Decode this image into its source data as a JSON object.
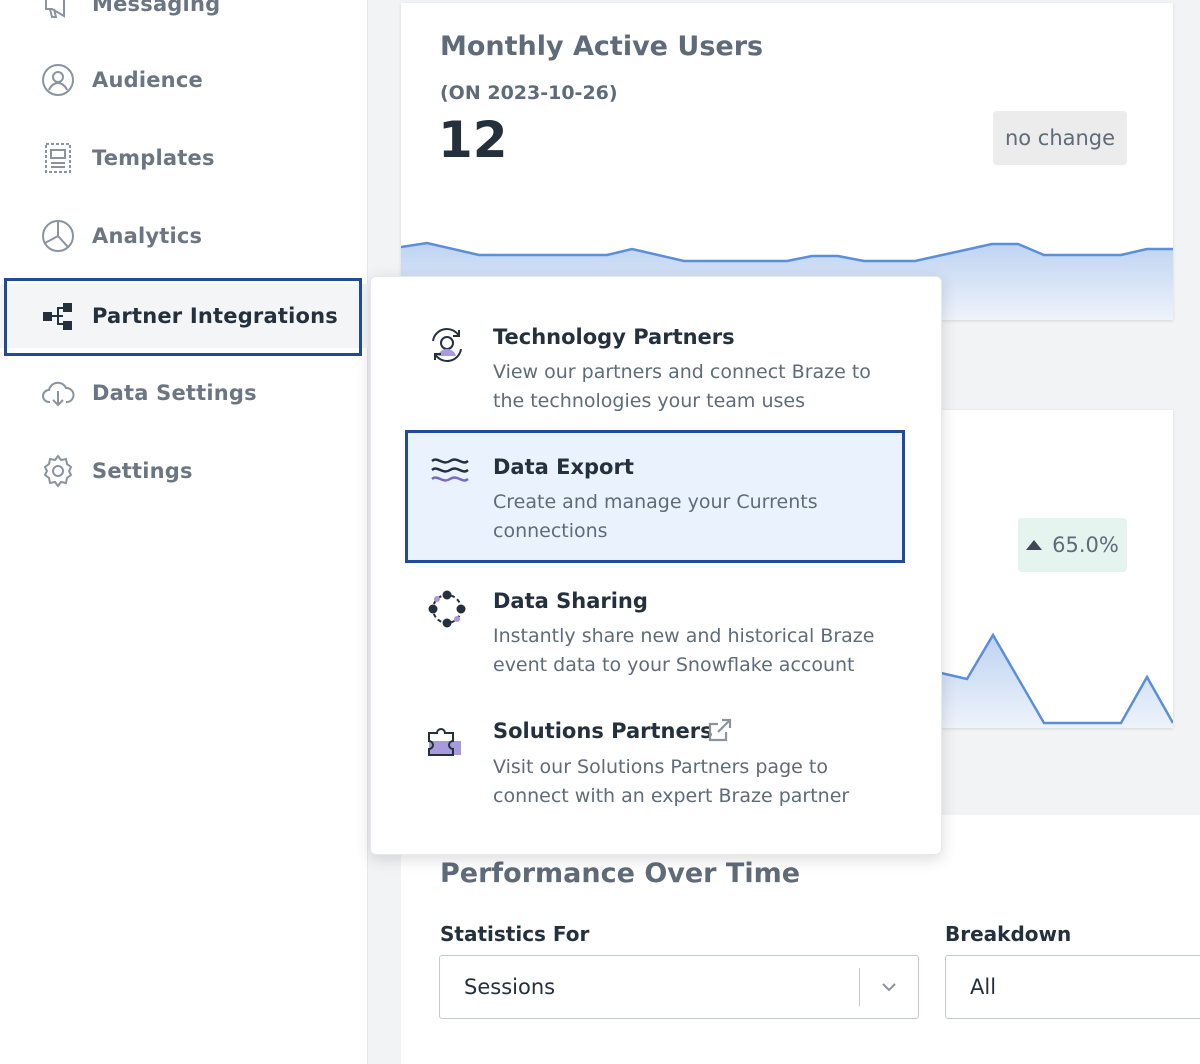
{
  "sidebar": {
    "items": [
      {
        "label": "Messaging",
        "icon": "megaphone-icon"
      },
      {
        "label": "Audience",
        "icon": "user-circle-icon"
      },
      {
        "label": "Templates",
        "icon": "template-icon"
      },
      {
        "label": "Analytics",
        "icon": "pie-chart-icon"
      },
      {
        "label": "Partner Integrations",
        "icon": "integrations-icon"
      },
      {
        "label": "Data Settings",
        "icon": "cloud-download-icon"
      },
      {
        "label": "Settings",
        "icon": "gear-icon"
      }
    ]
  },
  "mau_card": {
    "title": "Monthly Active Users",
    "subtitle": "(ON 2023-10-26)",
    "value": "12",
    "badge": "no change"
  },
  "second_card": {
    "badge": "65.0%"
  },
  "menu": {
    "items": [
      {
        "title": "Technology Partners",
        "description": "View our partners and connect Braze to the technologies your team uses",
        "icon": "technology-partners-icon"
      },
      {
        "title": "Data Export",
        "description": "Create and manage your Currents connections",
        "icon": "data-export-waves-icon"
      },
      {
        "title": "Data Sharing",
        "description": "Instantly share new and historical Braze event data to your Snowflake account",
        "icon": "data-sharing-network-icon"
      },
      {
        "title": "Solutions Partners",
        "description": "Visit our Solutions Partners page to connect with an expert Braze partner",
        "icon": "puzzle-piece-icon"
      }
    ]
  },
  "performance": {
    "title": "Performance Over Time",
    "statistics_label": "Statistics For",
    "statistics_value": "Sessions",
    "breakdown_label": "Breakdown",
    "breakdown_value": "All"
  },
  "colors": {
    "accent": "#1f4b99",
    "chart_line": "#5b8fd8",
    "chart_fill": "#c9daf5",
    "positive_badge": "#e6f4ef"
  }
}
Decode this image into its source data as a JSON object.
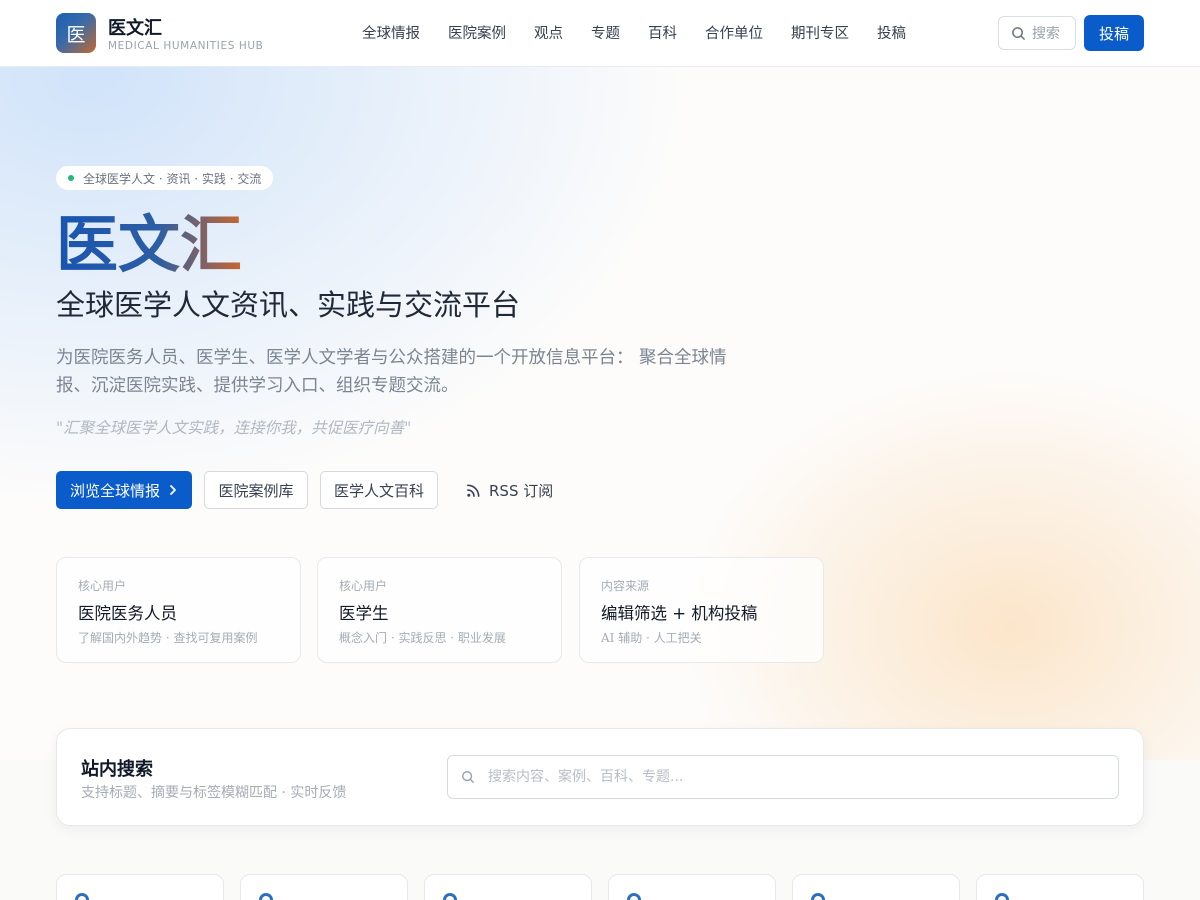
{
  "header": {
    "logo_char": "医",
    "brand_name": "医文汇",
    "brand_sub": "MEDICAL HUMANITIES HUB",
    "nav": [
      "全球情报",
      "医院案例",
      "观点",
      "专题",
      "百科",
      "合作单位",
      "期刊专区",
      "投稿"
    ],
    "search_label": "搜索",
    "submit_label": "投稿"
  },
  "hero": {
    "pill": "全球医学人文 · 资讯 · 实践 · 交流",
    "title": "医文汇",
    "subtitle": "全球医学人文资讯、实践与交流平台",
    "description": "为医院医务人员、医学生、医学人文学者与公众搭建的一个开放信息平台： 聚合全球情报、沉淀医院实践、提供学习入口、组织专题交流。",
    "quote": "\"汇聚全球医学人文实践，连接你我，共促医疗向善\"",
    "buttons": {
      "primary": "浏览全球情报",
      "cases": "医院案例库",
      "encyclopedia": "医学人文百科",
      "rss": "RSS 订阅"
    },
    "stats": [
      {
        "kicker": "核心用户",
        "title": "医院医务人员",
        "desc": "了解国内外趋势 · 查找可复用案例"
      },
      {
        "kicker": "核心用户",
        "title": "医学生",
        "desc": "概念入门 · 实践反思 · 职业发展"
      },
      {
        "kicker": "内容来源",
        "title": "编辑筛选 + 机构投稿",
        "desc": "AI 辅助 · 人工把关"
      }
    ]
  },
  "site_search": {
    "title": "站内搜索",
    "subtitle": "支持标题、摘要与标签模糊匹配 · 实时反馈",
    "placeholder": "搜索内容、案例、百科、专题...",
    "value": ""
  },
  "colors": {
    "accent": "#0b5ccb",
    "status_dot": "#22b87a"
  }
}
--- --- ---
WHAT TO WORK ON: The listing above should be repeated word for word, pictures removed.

ANSWER FOR THIS EXERCISE:
Decode this image into its source data as a JSON object.
{
  "sidebar": {
    "items": [
      {
        "label": "Messaging",
        "icon": "megaphone-icon"
      },
      {
        "label": "Audience",
        "icon": "user-circle-icon"
      },
      {
        "label": "Templates",
        "icon": "template-icon"
      },
      {
        "label": "Analytics",
        "icon": "pie-chart-icon"
      },
      {
        "label": "Partner Integrations",
        "icon": "integrations-icon"
      },
      {
        "label": "Data Settings",
        "icon": "cloud-download-icon"
      },
      {
        "label": "Settings",
        "icon": "gear-icon"
      }
    ]
  },
  "mau_card": {
    "title": "Monthly Active Users",
    "subtitle": "(ON 2023-10-26)",
    "value": "12",
    "badge": "no change"
  },
  "second_card": {
    "badge": "65.0%"
  },
  "menu": {
    "items": [
      {
        "title": "Technology Partners",
        "description": "View our partners and connect Braze to the technologies your team uses",
        "icon": "technology-partners-icon"
      },
      {
        "title": "Data Export",
        "description": "Create and manage your Currents connections",
        "icon": "data-export-waves-icon"
      },
      {
        "title": "Data Sharing",
        "description": "Instantly share new and historical Braze event data to your Snowflake account",
        "icon": "data-sharing-network-icon"
      },
      {
        "title": "Solutions Partners",
        "description": "Visit our Solutions Partners page to connect with an expert Braze partner",
        "icon": "puzzle-piece-icon"
      }
    ]
  },
  "performance": {
    "title": "Performance Over Time",
    "statistics_label": "Statistics For",
    "statistics_value": "Sessions",
    "breakdown_label": "Breakdown",
    "breakdown_value": "All"
  },
  "colors": {
    "accent": "#1f4b99",
    "chart_line": "#5b8fd8",
    "chart_fill": "#c9daf5",
    "positive_badge": "#e6f4ef"
  }
}
Decode this image into its source data as a JSON object.
{
  "header": {
    "logo_char": "医",
    "brand_name": "医文汇",
    "brand_sub": "MEDICAL HUMANITIES HUB",
    "nav": [
      "全球情报",
      "医院案例",
      "观点",
      "专题",
      "百科",
      "合作单位",
      "期刊专区",
      "投稿"
    ],
    "search_label": "搜索",
    "submit_label": "投稿"
  },
  "hero": {
    "pill": "全球医学人文 · 资讯 · 实践 · 交流",
    "title": "医文汇",
    "subtitle": "全球医学人文资讯、实践与交流平台",
    "description": "为医院医务人员、医学生、医学人文学者与公众搭建的一个开放信息平台： 聚合全球情报、沉淀医院实践、提供学习入口、组织专题交流。",
    "quote": "\"汇聚全球医学人文实践，连接你我，共促医疗向善\"",
    "buttons": {
      "primary": "浏览全球情报",
      "cases": "医院案例库",
      "encyclopedia": "医学人文百科",
      "rss": "RSS 订阅"
    },
    "stats": [
      {
        "kicker": "核心用户",
        "title": "医院医务人员",
        "desc": "了解国内外趋势 · 查找可复用案例"
      },
      {
        "kicker": "核心用户",
        "title": "医学生",
        "desc": "概念入门 · 实践反思 · 职业发展"
      },
      {
        "kicker": "内容来源",
        "title": "编辑筛选 + 机构投稿",
        "desc": "AI 辅助 · 人工把关"
      }
    ]
  },
  "site_search": {
    "title": "站内搜索",
    "subtitle": "支持标题、摘要与标签模糊匹配 · 实时反馈",
    "placeholder": "搜索内容、案例、百科、专题...",
    "value": ""
  },
  "colors": {
    "accent": "#0b5ccb",
    "status_dot": "#22b87a"
  }
}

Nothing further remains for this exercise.